A $22,000 government grant has given hope that life can be breathed back into the barren SE wetlands at West Avenue.
The grant will allow the caretakers of the Parrakie wetlands to continue working to revive what remains of the high biodiversity wetland.
Minister for Sustainability, Environment and Conservation Paul Caica approved funding for the wetlands application "protecting high value wetlands - West Avenue Range watercourse".
"Through directly addressing key regional NRM priorities, your project will further compliment the positive gains being made by the NRM regions of SA," Mr Caica wrote.
Parrakie wetlands member Pip Rasenberg said she was very pleased Minister Caica supported the application and the grant would kickstart the wetlands group's project to investigate the altered hydrology of the wetlands.
The group will work with scientists and conduct soil and water experiments in the next 12 months as well as monitor the species diversity for any changes.
The Parrakie Wetlands watercourse is considered a "high ecological value site" in the SA Wetland Inventory Database.
The 700ha wetland - once renowned for its scenic views, fresh water flow and abundance of aquatic species - is now a complete "dryland", with Mallee Fowl nesting in the floodplain.
The wetland provided a habitat for a unique collection of native fauna and flora, including many species listed at the State and national level.
West Avenue supports a number of animal species of conservation significance including 27 species of plant, 12 types of birds, two mammal, one reptile and one species of frog.
Historically the ecology of the Parrakie Wetlands has been driven by the movement of surface water across the flats from east to west.

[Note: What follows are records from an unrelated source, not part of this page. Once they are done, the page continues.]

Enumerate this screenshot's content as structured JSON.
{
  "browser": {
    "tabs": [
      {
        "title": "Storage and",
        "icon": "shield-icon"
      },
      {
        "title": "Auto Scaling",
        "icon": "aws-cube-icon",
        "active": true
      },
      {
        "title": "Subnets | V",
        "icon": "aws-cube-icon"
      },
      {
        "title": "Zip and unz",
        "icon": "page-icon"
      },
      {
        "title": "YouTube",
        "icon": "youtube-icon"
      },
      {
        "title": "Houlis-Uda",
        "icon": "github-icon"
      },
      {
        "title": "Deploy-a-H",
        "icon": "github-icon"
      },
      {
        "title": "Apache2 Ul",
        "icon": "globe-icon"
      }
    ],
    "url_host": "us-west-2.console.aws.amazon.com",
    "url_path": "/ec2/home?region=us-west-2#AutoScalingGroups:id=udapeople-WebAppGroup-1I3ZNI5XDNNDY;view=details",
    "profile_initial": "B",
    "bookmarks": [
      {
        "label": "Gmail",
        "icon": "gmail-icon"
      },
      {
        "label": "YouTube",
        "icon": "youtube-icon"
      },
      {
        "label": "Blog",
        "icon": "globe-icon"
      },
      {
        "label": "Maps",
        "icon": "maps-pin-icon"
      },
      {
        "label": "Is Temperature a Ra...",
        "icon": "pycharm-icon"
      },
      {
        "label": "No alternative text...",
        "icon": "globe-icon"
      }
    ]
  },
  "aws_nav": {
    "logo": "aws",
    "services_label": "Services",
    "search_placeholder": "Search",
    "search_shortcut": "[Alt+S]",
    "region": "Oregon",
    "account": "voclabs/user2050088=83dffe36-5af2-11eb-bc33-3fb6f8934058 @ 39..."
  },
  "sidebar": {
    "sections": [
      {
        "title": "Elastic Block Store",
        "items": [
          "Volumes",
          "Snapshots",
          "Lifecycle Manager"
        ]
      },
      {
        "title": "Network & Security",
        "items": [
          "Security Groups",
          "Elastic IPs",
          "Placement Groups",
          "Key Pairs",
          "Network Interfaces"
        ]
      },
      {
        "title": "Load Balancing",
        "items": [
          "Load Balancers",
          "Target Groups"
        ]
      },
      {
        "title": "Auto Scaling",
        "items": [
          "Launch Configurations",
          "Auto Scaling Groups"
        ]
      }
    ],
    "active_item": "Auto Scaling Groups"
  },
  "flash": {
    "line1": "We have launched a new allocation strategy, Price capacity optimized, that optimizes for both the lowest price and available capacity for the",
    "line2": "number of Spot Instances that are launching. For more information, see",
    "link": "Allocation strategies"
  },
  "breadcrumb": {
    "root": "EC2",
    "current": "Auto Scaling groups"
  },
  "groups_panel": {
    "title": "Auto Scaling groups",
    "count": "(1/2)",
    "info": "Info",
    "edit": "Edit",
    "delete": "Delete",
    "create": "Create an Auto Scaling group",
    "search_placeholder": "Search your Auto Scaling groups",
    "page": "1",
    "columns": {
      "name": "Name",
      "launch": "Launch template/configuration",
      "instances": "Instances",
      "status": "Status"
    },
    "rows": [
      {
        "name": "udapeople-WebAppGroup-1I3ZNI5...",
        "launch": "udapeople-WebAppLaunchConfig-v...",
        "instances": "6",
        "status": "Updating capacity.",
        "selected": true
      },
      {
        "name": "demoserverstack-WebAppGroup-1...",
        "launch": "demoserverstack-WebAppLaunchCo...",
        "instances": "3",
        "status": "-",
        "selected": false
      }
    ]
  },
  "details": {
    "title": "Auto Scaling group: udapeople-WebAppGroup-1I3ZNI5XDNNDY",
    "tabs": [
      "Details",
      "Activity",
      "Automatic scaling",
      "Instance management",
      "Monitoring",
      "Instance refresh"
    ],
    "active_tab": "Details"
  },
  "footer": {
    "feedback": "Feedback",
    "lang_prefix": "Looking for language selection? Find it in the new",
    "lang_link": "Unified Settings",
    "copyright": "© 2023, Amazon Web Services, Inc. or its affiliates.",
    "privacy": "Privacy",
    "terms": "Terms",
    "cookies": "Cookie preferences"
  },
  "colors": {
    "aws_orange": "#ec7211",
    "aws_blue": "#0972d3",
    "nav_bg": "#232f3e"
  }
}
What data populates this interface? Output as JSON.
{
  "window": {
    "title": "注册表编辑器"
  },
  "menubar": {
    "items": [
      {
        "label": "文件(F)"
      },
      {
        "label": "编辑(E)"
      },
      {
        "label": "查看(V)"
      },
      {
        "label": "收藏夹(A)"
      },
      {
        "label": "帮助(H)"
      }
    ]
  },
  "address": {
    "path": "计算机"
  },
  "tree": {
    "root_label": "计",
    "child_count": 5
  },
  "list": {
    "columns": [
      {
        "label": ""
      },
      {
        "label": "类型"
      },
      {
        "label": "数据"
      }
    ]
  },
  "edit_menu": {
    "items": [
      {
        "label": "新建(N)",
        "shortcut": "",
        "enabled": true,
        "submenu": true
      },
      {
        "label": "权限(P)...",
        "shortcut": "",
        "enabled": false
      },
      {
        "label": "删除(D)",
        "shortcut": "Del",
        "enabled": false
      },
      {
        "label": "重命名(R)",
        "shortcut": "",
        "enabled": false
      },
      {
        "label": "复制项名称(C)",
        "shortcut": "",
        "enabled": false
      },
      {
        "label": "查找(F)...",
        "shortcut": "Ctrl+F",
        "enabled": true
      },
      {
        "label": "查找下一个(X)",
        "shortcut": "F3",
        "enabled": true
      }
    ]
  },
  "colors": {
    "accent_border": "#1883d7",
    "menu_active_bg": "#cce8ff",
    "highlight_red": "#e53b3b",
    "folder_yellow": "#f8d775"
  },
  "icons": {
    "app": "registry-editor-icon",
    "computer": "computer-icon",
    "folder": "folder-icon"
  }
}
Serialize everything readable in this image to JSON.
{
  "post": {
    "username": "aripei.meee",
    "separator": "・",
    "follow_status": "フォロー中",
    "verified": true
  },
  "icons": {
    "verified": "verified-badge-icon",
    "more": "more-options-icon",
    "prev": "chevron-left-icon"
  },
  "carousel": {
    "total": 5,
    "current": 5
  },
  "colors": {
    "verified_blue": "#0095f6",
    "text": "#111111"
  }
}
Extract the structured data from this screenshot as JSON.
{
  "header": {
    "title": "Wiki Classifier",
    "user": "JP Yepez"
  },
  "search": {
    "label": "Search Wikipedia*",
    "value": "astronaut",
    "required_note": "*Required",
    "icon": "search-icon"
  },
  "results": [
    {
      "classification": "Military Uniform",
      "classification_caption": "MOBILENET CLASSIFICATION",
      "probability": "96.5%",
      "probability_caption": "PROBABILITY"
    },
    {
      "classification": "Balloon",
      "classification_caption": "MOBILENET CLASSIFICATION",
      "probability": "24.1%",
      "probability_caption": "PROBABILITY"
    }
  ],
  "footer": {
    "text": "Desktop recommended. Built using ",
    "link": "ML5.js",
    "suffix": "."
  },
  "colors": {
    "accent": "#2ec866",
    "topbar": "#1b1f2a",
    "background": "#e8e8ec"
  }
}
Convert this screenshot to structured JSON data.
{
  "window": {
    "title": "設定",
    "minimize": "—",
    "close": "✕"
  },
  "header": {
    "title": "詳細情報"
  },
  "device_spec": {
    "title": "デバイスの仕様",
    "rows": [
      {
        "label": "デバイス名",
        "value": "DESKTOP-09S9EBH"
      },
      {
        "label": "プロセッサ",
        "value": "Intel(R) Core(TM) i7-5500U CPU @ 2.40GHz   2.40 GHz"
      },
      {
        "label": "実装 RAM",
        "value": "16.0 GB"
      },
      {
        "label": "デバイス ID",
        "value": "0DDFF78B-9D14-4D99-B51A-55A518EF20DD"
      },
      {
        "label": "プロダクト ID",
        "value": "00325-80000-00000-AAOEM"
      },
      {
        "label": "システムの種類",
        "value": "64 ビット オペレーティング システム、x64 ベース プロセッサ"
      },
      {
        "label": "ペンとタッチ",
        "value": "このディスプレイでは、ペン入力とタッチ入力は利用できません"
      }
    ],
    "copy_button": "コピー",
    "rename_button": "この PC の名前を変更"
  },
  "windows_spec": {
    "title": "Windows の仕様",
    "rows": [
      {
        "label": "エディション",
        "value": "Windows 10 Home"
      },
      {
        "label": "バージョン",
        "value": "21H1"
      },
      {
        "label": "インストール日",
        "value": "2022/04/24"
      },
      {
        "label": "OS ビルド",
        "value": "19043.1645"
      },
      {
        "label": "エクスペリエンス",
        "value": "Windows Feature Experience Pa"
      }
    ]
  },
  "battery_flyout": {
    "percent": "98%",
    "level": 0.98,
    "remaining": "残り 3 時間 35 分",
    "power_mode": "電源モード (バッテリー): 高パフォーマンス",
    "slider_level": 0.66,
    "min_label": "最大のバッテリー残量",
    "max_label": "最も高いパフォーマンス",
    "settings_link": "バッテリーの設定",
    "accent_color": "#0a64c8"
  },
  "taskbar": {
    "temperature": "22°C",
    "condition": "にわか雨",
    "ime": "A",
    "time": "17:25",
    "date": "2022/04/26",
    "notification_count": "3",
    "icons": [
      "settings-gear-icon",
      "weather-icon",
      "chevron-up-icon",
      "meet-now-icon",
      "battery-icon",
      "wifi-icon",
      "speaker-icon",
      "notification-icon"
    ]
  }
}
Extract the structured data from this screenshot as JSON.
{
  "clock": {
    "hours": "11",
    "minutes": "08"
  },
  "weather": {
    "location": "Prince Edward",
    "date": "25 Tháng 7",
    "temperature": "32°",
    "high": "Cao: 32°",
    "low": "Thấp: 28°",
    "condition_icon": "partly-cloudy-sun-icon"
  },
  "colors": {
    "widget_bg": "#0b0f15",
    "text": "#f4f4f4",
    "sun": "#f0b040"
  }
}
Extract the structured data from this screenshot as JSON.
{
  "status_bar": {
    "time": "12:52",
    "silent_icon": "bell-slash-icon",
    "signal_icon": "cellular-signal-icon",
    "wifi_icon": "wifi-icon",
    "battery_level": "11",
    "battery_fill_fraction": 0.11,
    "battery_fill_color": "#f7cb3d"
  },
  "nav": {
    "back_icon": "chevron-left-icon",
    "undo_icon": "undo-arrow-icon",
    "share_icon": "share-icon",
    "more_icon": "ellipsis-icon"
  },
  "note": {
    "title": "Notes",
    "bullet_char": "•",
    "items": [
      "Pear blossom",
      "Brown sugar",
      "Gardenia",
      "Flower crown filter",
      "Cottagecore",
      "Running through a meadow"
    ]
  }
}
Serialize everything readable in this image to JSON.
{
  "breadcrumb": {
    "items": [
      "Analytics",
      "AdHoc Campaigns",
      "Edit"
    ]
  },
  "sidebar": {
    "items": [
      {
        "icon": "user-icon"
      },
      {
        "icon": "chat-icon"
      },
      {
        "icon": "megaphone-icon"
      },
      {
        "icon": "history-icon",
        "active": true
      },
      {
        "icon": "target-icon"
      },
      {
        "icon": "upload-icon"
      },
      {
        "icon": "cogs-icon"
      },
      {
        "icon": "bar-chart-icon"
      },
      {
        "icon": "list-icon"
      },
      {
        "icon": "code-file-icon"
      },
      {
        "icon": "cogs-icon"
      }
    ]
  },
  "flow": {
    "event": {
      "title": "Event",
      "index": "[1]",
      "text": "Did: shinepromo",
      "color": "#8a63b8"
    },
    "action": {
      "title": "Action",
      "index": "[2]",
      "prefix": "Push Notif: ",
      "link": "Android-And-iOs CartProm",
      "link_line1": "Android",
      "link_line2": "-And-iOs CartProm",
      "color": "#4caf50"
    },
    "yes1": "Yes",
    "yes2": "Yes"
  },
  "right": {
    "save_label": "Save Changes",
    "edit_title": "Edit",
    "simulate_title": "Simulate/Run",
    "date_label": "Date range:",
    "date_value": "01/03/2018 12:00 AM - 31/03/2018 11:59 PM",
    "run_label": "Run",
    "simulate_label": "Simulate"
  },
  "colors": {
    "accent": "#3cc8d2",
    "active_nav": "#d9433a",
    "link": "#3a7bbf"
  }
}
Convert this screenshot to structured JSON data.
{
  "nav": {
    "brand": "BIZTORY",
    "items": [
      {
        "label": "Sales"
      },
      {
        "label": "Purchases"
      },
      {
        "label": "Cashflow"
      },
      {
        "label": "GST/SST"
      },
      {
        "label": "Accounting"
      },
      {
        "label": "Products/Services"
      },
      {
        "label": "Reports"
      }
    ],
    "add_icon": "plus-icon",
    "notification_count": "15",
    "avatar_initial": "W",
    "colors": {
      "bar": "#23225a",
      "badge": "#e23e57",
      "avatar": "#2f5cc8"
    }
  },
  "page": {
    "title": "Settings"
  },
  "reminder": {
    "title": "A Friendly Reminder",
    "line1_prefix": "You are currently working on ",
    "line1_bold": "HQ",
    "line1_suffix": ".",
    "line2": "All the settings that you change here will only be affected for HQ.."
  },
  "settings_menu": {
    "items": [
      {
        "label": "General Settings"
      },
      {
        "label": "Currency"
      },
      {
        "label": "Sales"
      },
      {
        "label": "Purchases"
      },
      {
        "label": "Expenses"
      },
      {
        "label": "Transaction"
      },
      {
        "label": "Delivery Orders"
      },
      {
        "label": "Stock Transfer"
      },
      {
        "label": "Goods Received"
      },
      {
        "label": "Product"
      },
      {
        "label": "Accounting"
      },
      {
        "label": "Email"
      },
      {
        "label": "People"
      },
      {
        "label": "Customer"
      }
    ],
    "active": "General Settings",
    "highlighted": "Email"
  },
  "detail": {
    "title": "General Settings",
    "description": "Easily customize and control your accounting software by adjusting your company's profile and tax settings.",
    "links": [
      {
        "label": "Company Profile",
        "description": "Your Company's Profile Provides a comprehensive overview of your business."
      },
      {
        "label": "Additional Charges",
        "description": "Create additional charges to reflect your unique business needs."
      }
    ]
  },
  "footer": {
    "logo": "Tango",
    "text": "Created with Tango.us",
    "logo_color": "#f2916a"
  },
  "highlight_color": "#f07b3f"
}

Alterations in 2010 to the way the water is delivered to the wetlands has caused a dramatic increase in salinity and alkalinity, putting at risk the integrity of the habitat.
The monitoring of Rocky Swamp - a key component of the wetland - showed during its fill/evaporative cycle that the pH has significantly increased from its usual level of 7-8 to a pH of 11.
"This massive increase in free hydroxide concentrations equates to a level regarded as likely to cause a significant wetland species mortalities," Mrs Rasenberg said.
"It is supported by monitoring, which shows the abundance and variety of native species recorded at the site is in rapid decline."
A study conducted by scientists from Latrobe and Adelaide university investigating the cause of the altered water chemistry in some SE wetlands was recently completed.
"Extensive background work and consultation with scientists has led to a theory that the changed water chemistry of inflowing water is altering," Mrs Rasenberg said.
"The salt and hydroxide levels are increasing in concentration at a critical point in the evaporation cycle."
On-ground monitoring has taken place for the last eight years to collect data on water quality and pH, and the Parrakie wetlands group will use the grant to try and determine just what went wrong in 2010.
"The group will find out where the toxic water has come from and see if it is possible to repair the damage done to the awardwinning wetlands," Mrs Rasenberg said.
"It is devastating that all our species have now died. It is extraordinary to think in just five months all aquatic species were completely wiped out."
West Avenue was listed by the Federal Government as a critically endangered seasonal herbaceous wetland and met the criteria before deep drainage.
"The trial Fairview drain and Bald Hill drain have severely depleted fresh water flows available to the wetlands and flood plains of the West Avenue watercourse."
Mrs Rasenberg said the Federal and State-funded 14m reflows wide shallow floodway was designed to deliver good quality water for the West Avenue Wetlands in low flow years.
But it was without consultation turned into a deep drain, and now delivers water unsuitable to the wetlands.
The water presently sitting in the drain near the wetlands is 23,000 EC - more than five times above the wetlands threshold.
"Extremely high pH - 10.95 - was found by a local environmentalist but ignored for many months by the environmental mangers of the drainage program until we went public due to lack of support," Mrs Rasenberg said.
"In fact high level scientists suggested it was only photosynthesis and was natural this proved to be grossly inaccurate, misleading and not correct."
In collaboration with various key agency staff and scientists, the wetlands group will continue investigating how and from where they can again deliver good quality water.
"There is no point in having water in a wetland if it will not support aquatic species, and in time even the magnificent river red gums will die.
"It is all about what we leave for our future generations, and at the moment there is not a lot."